[EXCERPTED RECORDS]
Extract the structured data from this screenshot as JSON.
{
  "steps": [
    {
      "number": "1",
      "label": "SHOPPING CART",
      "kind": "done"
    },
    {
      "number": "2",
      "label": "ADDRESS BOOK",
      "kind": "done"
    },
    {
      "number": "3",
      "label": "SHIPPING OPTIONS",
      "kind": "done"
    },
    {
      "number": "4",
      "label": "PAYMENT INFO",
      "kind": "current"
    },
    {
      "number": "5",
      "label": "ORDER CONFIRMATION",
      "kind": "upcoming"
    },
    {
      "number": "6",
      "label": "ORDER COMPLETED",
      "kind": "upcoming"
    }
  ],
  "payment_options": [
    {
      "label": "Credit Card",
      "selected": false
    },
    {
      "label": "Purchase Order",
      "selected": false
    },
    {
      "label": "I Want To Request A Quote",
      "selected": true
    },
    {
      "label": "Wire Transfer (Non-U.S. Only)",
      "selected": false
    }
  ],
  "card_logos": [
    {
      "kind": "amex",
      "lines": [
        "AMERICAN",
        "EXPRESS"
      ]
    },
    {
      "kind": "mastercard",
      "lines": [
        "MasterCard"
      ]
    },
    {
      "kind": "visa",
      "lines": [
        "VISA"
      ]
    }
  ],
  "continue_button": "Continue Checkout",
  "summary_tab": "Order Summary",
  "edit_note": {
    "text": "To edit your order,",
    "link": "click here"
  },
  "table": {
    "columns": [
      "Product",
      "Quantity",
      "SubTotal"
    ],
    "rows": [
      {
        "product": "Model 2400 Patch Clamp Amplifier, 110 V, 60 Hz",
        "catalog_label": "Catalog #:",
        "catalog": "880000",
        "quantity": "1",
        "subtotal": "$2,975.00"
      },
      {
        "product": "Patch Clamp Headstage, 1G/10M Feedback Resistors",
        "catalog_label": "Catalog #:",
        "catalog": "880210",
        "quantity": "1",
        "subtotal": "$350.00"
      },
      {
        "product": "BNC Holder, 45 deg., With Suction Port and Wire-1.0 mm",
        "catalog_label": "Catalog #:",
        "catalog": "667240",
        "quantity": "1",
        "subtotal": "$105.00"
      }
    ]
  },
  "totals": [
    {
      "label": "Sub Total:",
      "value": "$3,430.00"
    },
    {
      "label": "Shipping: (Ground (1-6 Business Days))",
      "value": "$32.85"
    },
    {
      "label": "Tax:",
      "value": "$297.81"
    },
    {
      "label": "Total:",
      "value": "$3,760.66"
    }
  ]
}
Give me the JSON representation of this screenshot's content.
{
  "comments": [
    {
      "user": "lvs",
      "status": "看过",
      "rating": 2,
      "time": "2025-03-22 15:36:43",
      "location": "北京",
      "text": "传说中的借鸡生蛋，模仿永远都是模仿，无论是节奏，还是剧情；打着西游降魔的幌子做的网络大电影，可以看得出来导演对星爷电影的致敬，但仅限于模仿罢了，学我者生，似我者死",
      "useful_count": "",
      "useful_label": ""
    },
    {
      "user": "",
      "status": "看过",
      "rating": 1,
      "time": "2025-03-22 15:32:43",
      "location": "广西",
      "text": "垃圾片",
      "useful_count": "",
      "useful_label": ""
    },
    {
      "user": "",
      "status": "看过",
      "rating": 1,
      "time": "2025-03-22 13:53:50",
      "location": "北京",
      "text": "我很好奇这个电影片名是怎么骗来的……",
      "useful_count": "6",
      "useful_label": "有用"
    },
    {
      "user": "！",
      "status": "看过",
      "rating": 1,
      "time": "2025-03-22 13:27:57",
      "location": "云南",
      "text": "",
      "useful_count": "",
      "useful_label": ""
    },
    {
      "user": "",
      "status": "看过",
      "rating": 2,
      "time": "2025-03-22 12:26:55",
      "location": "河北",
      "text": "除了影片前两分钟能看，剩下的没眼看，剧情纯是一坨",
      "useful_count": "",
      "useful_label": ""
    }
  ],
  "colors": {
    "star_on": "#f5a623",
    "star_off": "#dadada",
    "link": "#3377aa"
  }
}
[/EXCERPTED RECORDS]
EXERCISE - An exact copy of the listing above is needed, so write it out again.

FINISHED EXERCISE -
Extract the structured data from this screenshot as JSON.
{
  "steps": [
    {
      "number": "1",
      "label": "SHOPPING CART",
      "kind": "done"
    },
    {
      "number": "2",
      "label": "ADDRESS BOOK",
      "kind": "done"
    },
    {
      "number": "3",
      "label": "SHIPPING OPTIONS",
      "kind": "done"
    },
    {
      "number": "4",
      "label": "PAYMENT INFO",
      "kind": "current"
    },
    {
      "number": "5",
      "label": "ORDER CONFIRMATION",
      "kind": "upcoming"
    },
    {
      "number": "6",
      "label": "ORDER COMPLETED",
      "kind": "upcoming"
    }
  ],
  "payment_options": [
    {
      "label": "Credit Card",
      "selected": false
    },
    {
      "label": "Purchase Order",
      "selected": false
    },
    {
      "label": "I Want To Request A Quote",
      "selected": true
    },
    {
      "label": "Wire Transfer (Non-U.S. Only)",
      "selected": false
    }
  ],
  "card_logos": [
    {
      "kind": "amex",
      "lines": [
        "AMERICAN",
        "EXPRESS"
      ]
    },
    {
      "kind": "mastercard",
      "lines": [
        "MasterCard"
      ]
    },
    {
      "kind": "visa",
      "lines": [
        "VISA"
      ]
    }
  ],
  "continue_button": "Continue Checkout",
  "summary_tab": "Order Summary",
  "edit_note": {
    "text": "To edit your order,",
    "link": "click here"
  },
  "table": {
    "columns": [
      "Product",
      "Quantity",
      "SubTotal"
    ],
    "rows": [
      {
        "product": "Model 2400 Patch Clamp Amplifier, 110 V, 60 Hz",
        "catalog_label": "Catalog #:",
        "catalog": "880000",
        "quantity": "1",
        "subtotal": "$2,975.00"
      },
      {
        "product": "Patch Clamp Headstage, 1G/10M Feedback Resistors",
        "catalog_label": "Catalog #:",
        "catalog": "880210",
        "quantity": "1",
        "subtotal": "$350.00"
      },
      {
        "product": "BNC Holder, 45 deg., With Suction Port and Wire-1.0 mm",
        "catalog_label": "Catalog #:",
        "catalog": "667240",
        "quantity": "1",
        "subtotal": "$105.00"
      }
    ]
  },
  "totals": [
    {
      "label": "Sub Total:",
      "value": "$3,430.00"
    },
    {
      "label": "Shipping: (Ground (1-6 Business Days))",
      "value": "$32.85"
    },
    {
      "label": "Tax:",
      "value": "$297.81"
    },
    {
      "label": "Total:",
      "value": "$3,760.66"
    }
  ]
}
Give me the JSON representation of this screenshot's content.
{
  "comments": [
    {
      "user": "lvs",
      "status": "看过",
      "rating": 2,
      "time": "2025-03-22 15:36:43",
      "location": "北京",
      "text": "传说中的借鸡生蛋，模仿永远都是模仿，无论是节奏，还是剧情；打着西游降魔的幌子做的网络大电影，可以看得出来导演对星爷电影的致敬，但仅限于模仿罢了，学我者生，似我者死",
      "useful_count": "",
      "useful_label": ""
    },
    {
      "user": "",
      "status": "看过",
      "rating": 1,
      "time": "2025-03-22 15:32:43",
      "location": "广西",
      "text": "垃圾片",
      "useful_count": "",
      "useful_label": ""
    },
    {
      "user": "",
      "status": "看过",
      "rating": 1,
      "time": "2025-03-22 13:53:50",
      "location": "北京",
      "text": "我很好奇这个电影片名是怎么骗来的……",
      "useful_count": "6",
      "useful_label": "有用"
    },
    {
      "user": "！",
      "status": "看过",
      "rating": 1,
      "time": "2025-03-22 13:27:57",
      "location": "云南",
      "text": "",
      "useful_count": "",
      "useful_label": ""
    },
    {
      "user": "",
      "status": "看过",
      "rating": 2,
      "time": "2025-03-22 12:26:55",
      "location": "河北",
      "text": "除了影片前两分钟能看，剩下的没眼看，剧情纯是一坨",
      "useful_count": "",
      "useful_label": ""
    }
  ],
  "colors": {
    "star_on": "#f5a623",
    "star_off": "#dadada",
    "link": "#3377aa"
  }
}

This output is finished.